* [Directions for this task]
Pick out each line below containing "title".
++++ Material provided ++++
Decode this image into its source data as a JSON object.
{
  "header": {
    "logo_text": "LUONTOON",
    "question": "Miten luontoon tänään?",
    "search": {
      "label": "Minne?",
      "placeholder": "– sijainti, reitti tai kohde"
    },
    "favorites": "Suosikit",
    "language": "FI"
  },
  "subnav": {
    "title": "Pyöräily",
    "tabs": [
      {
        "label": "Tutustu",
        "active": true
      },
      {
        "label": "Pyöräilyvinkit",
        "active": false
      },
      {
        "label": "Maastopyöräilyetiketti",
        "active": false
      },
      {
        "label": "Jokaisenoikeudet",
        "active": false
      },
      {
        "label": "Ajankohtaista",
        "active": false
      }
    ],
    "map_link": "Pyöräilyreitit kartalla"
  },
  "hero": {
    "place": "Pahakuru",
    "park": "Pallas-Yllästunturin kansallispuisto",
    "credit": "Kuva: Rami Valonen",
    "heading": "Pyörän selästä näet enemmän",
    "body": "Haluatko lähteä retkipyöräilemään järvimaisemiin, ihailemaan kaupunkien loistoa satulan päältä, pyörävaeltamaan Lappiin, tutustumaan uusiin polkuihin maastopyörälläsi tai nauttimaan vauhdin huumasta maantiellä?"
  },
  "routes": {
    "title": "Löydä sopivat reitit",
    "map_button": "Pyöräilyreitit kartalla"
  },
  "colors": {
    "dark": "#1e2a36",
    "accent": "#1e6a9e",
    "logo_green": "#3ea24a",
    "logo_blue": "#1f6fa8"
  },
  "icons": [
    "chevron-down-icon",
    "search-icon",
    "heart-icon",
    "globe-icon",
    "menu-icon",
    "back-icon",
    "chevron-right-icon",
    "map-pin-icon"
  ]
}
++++
* [Response to the exercise]
    "title": "Pyöräily",
    "title": "Löydä sopivat reitit",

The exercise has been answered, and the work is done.